MATERIAL SUPPLIED section start

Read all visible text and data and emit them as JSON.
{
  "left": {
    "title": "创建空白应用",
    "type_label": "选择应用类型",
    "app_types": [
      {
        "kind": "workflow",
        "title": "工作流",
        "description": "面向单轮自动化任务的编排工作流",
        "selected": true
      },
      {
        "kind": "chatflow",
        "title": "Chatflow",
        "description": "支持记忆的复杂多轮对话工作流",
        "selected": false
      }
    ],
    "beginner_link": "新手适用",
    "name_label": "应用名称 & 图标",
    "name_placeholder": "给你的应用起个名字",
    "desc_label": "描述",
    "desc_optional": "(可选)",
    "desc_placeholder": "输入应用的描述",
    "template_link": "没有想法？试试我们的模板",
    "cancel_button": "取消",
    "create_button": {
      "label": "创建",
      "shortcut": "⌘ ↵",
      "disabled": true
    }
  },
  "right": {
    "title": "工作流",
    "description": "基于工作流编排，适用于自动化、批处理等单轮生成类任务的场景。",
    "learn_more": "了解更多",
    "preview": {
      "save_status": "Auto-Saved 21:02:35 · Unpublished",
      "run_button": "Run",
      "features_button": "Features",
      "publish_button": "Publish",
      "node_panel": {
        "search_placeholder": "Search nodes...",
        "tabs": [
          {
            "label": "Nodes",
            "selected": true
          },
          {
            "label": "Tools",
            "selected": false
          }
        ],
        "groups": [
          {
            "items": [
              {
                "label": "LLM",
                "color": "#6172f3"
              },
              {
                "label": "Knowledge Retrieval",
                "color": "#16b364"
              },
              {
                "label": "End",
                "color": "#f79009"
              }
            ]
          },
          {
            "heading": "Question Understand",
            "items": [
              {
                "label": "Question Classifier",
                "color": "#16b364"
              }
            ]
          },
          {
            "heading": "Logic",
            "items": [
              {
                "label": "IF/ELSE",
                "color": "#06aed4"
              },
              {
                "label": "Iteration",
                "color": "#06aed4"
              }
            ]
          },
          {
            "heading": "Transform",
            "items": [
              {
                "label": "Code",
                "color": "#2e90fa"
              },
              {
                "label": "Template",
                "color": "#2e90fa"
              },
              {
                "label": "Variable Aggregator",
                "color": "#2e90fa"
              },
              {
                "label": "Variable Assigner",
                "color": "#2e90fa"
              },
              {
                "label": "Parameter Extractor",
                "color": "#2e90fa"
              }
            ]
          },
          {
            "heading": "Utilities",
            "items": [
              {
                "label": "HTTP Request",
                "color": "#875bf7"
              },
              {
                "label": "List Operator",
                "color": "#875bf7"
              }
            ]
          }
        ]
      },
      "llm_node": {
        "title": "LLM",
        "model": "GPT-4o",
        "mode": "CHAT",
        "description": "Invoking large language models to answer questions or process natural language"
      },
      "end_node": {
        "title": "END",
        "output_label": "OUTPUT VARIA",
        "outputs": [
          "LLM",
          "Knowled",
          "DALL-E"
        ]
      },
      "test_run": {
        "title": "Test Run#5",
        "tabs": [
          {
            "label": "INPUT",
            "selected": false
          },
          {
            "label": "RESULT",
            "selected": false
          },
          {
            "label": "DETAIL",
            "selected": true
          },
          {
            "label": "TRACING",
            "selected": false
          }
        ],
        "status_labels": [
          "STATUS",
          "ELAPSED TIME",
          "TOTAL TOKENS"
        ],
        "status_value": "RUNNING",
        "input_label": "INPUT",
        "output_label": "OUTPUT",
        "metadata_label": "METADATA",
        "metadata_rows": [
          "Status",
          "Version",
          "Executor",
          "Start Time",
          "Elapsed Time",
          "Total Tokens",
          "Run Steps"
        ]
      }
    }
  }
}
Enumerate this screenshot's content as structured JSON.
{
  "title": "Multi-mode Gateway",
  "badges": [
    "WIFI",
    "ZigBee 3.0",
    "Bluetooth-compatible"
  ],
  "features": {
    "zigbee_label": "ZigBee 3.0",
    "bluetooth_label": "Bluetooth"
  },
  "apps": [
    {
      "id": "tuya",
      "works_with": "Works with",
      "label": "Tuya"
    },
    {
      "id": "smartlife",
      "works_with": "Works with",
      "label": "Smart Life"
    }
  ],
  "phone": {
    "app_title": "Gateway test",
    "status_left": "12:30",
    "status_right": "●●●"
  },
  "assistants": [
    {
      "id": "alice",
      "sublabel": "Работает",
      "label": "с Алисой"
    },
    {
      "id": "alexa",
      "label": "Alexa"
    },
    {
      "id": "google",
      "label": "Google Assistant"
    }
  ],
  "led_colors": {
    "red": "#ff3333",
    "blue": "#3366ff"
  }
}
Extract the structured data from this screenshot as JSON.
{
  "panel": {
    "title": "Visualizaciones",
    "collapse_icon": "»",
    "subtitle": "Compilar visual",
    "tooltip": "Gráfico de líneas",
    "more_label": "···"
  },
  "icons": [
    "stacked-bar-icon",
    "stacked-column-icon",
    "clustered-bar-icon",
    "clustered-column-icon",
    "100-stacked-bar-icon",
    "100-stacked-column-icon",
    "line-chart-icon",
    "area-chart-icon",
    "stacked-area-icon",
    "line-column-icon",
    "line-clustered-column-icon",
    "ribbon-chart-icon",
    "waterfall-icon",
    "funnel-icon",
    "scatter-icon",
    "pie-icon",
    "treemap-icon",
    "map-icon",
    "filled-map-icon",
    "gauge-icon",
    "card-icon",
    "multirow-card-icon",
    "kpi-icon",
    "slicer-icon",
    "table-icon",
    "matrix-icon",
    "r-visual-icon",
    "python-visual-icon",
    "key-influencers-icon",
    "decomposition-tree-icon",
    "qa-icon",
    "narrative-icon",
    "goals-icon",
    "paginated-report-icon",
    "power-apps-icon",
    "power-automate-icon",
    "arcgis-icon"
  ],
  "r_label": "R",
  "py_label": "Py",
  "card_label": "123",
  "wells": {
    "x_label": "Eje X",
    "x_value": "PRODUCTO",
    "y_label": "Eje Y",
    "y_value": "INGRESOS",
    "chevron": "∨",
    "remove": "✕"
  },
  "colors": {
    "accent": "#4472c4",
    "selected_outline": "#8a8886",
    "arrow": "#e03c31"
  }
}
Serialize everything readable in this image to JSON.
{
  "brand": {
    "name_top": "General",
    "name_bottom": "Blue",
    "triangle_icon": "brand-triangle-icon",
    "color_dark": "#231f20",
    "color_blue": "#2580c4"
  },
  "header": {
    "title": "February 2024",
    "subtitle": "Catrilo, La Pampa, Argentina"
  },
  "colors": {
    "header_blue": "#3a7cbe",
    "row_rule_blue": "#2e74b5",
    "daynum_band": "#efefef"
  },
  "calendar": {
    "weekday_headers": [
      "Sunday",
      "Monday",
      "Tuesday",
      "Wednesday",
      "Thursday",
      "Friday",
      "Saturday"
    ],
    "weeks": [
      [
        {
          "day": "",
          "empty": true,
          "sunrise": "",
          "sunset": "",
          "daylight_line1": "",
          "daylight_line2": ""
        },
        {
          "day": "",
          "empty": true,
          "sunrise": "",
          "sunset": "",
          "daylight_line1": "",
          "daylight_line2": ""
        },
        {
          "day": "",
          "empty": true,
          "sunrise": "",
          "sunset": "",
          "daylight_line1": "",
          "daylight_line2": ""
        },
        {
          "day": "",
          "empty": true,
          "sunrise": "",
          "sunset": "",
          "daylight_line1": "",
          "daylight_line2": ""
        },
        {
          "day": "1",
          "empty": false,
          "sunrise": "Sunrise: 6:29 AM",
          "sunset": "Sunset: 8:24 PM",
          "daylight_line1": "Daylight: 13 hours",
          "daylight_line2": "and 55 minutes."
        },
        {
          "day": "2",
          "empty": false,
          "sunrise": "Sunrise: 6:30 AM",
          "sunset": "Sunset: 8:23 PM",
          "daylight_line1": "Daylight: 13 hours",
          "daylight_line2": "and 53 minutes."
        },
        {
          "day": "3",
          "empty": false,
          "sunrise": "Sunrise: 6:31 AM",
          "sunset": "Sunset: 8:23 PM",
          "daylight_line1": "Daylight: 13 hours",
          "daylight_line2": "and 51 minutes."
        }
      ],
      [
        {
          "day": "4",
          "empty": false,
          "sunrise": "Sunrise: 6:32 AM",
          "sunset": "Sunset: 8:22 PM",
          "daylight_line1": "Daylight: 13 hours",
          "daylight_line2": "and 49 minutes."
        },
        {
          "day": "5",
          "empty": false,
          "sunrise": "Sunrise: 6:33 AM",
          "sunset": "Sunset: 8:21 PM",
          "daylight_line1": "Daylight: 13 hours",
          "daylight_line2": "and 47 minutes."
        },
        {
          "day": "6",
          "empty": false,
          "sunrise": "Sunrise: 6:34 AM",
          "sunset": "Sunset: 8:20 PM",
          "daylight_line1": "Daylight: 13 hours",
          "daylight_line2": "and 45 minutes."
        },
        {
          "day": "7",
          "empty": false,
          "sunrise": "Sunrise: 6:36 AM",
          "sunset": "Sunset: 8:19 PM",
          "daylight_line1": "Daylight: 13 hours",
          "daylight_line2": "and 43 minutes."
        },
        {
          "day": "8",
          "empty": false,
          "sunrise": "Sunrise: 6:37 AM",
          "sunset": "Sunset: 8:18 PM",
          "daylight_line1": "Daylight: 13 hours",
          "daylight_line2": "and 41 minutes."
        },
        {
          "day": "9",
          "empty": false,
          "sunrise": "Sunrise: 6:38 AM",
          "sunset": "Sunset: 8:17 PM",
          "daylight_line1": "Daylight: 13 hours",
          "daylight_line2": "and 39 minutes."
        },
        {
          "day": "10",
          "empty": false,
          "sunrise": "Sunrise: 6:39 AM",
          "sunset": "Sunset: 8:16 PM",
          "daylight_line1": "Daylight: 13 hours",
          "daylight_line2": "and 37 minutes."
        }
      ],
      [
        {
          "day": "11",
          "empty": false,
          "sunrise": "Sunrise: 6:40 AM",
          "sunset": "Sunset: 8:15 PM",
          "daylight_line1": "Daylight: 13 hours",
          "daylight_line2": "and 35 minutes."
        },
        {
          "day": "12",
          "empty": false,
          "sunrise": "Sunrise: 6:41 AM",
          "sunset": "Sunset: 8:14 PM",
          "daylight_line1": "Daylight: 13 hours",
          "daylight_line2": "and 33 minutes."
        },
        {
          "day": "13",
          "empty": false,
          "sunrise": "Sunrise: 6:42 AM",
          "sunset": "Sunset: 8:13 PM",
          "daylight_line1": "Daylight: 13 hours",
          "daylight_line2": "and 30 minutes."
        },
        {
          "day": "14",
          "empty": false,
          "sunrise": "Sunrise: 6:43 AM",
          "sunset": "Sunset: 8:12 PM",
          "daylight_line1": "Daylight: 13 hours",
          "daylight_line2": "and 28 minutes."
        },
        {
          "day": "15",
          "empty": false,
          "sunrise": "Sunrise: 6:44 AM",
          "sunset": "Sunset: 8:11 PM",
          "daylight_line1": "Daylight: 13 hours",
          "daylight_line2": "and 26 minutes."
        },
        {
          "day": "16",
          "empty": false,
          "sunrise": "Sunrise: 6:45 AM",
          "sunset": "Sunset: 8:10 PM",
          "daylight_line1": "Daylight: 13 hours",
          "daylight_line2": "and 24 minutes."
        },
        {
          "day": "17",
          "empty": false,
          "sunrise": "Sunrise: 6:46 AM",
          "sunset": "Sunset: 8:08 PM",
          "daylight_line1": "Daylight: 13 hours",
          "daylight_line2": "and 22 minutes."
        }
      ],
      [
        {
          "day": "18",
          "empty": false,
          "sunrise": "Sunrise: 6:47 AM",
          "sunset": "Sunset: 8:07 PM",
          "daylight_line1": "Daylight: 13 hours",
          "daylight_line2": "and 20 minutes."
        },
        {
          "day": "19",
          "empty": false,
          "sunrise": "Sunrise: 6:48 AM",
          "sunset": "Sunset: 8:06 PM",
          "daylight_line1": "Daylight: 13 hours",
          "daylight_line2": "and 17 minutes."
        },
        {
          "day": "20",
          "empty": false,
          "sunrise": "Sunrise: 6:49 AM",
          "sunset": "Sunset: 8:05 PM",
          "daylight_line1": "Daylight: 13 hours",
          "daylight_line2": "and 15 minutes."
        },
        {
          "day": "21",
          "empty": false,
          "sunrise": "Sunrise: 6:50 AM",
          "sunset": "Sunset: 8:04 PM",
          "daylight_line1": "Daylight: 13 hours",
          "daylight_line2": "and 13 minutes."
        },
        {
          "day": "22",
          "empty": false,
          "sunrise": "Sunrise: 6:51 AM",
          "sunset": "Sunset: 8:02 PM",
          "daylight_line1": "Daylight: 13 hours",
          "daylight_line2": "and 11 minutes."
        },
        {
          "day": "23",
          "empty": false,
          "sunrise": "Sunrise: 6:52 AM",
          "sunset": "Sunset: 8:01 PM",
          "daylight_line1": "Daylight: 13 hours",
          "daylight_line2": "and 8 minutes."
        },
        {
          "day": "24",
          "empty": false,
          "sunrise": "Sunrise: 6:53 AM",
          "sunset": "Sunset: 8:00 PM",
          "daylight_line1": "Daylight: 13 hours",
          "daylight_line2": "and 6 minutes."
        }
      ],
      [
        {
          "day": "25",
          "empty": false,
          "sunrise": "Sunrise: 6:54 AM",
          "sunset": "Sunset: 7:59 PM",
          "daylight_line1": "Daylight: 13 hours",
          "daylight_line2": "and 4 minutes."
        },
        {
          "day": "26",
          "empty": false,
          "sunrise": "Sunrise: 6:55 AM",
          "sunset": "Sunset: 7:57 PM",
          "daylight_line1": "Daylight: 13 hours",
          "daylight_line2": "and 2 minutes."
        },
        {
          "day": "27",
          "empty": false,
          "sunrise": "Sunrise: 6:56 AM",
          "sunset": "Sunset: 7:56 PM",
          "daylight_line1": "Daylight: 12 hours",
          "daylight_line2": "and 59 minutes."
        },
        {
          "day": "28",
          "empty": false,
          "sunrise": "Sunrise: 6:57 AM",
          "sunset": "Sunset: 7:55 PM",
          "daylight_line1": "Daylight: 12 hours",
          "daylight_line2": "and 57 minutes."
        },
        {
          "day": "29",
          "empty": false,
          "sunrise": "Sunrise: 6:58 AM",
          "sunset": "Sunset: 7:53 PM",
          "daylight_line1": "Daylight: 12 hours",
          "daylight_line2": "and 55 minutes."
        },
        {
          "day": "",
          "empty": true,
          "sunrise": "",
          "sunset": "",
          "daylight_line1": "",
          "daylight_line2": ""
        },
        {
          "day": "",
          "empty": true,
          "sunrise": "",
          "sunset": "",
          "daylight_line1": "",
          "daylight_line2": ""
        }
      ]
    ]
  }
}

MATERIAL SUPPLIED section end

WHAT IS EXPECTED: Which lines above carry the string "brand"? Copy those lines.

TASK OUTPUT:
  "brand": {
    "triangle_icon": "brand-triangle-icon",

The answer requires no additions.